Activity
Write out the records in full and without alteration, setting aside their pictures.

Stored entries

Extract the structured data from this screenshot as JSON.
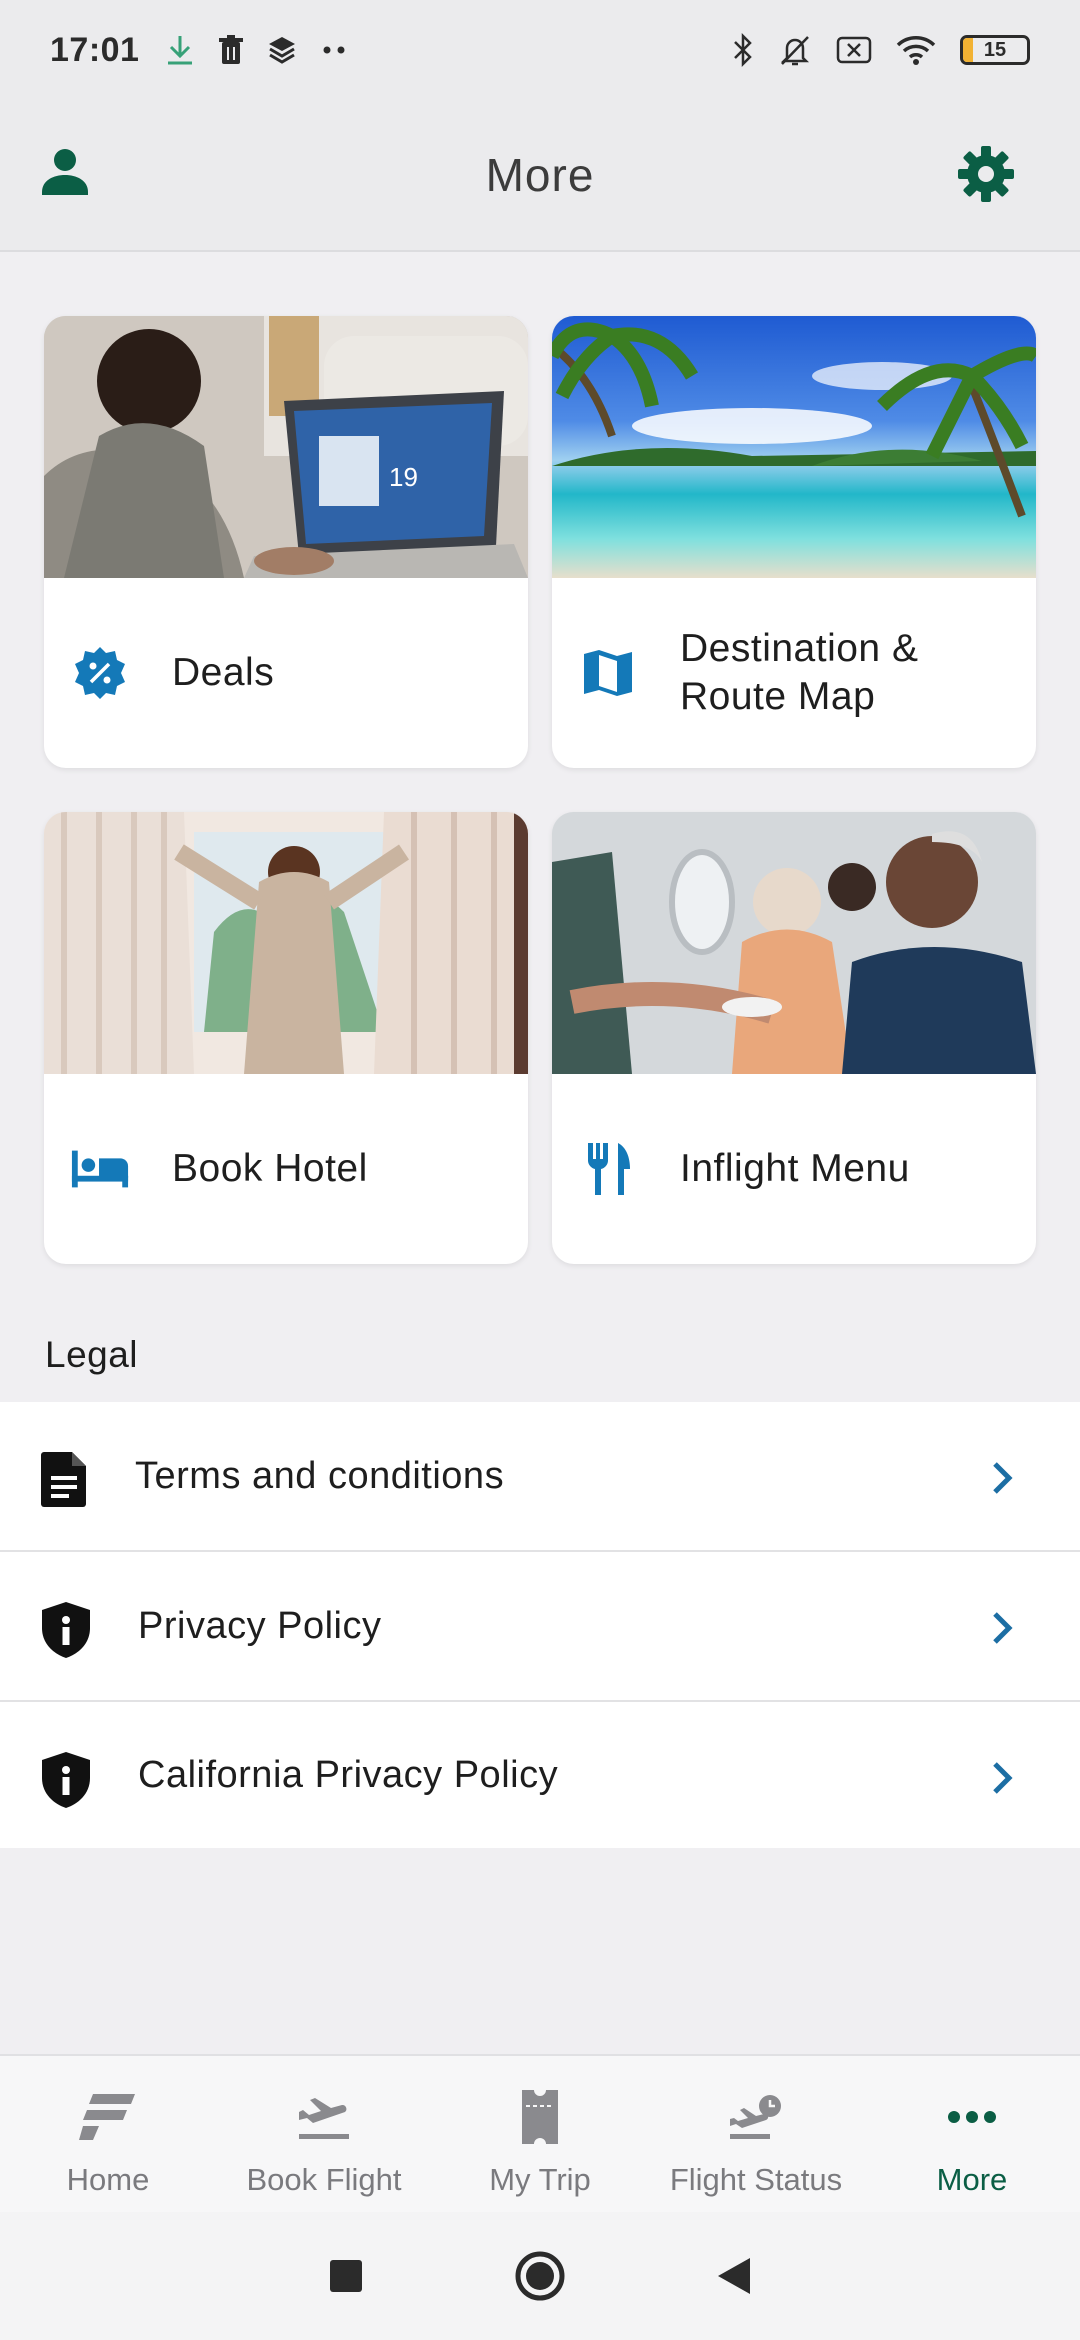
{
  "status_bar": {
    "time": "17:01",
    "battery_level": "15",
    "battery_fraction": 0.15
  },
  "app_bar": {
    "title": "More",
    "profile_icon": "person-icon",
    "settings_icon": "gear-icon"
  },
  "cards": [
    {
      "label": "Deals",
      "icon": "deals-badge-icon"
    },
    {
      "label": "Destination & Route Map",
      "icon": "map-icon"
    },
    {
      "label": "Book Hotel",
      "icon": "bed-icon"
    },
    {
      "label": "Inflight Menu",
      "icon": "fork-knife-icon"
    }
  ],
  "legal": {
    "heading": "Legal",
    "items": [
      {
        "label": "Terms and conditions",
        "icon": "document-icon"
      },
      {
        "label": "Privacy Policy",
        "icon": "shield-info-icon"
      },
      {
        "label": "California Privacy Policy",
        "icon": "shield-info-icon"
      }
    ]
  },
  "bottom_nav": {
    "items": [
      {
        "label": "Home",
        "icon": "home-logo-icon"
      },
      {
        "label": "Book Flight",
        "icon": "plane-departure-icon"
      },
      {
        "label": "My Trip",
        "icon": "ticket-icon"
      },
      {
        "label": "Flight Status",
        "icon": "plane-clock-icon"
      },
      {
        "label": "More",
        "icon": "more-dots-icon",
        "active": true
      }
    ]
  },
  "colors": {
    "brand_green": "#0b5e45",
    "accent_blue": "#1479b8",
    "chevron_blue": "#1c6ea4",
    "background": "#f0eff2"
  }
}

Written answer
Extract the structured data from this screenshot as JSON.
{
  "status_bar": {
    "time": "17:01",
    "battery_level": "15",
    "battery_fraction": 0.15
  },
  "app_bar": {
    "title": "More",
    "profile_icon": "person-icon",
    "settings_icon": "gear-icon"
  },
  "cards": [
    {
      "label": "Deals",
      "icon": "deals-badge-icon"
    },
    {
      "label": "Destination & Route Map",
      "icon": "map-icon"
    },
    {
      "label": "Book Hotel",
      "icon": "bed-icon"
    },
    {
      "label": "Inflight Menu",
      "icon": "fork-knife-icon"
    }
  ],
  "legal": {
    "heading": "Legal",
    "items": [
      {
        "label": "Terms and conditions",
        "icon": "document-icon"
      },
      {
        "label": "Privacy Policy",
        "icon": "shield-info-icon"
      },
      {
        "label": "California Privacy Policy",
        "icon": "shield-info-icon"
      }
    ]
  },
  "bottom_nav": {
    "items": [
      {
        "label": "Home",
        "icon": "home-logo-icon"
      },
      {
        "label": "Book Flight",
        "icon": "plane-departure-icon"
      },
      {
        "label": "My Trip",
        "icon": "ticket-icon"
      },
      {
        "label": "Flight Status",
        "icon": "plane-clock-icon"
      },
      {
        "label": "More",
        "icon": "more-dots-icon",
        "active": true
      }
    ]
  },
  "colors": {
    "brand_green": "#0b5e45",
    "accent_blue": "#1479b8",
    "chevron_blue": "#1c6ea4",
    "background": "#f0eff2"
  }
}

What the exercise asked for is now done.